» **How to complete this task**
Copy each line in the data that includes the word "reply".

» **Data to use**
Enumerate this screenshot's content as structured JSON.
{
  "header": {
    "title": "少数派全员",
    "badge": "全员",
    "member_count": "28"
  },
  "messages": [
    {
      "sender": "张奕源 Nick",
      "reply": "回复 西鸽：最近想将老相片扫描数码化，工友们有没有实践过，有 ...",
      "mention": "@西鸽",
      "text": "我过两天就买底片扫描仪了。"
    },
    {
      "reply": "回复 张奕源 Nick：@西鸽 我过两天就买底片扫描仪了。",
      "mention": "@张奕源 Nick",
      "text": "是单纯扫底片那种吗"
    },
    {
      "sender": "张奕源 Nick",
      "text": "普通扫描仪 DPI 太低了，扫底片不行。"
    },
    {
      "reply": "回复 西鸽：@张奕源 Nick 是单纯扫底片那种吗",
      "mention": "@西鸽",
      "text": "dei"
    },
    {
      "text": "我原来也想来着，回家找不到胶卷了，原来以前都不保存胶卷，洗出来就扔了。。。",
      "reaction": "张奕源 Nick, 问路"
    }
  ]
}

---

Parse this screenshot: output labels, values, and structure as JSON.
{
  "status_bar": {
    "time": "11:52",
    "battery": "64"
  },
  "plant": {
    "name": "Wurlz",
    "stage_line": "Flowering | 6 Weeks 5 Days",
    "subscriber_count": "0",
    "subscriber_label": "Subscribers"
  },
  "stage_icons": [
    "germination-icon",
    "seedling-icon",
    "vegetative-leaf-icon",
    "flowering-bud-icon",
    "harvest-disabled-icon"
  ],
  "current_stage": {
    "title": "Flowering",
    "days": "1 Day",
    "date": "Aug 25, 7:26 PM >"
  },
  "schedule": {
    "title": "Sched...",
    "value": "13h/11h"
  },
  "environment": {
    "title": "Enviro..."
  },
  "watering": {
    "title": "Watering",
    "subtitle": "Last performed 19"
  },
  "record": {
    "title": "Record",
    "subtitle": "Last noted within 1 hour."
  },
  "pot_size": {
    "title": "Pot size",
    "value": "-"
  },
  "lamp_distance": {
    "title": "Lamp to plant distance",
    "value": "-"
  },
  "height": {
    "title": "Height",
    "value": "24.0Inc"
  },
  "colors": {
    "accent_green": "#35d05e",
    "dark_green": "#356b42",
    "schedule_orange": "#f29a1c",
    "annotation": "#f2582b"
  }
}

» **Exercise solution**
      "reply": "回复 西鸽：最近想将老相片扫描数码化，工友们有没有实践过，有 ...",
      "reply": "回复 张奕源 Nick：@西鸽 我过两天就买底片扫描仪了。",
      "reply": "回复 西鸽：@张奕源 Nick 是单纯扫底片那种吗",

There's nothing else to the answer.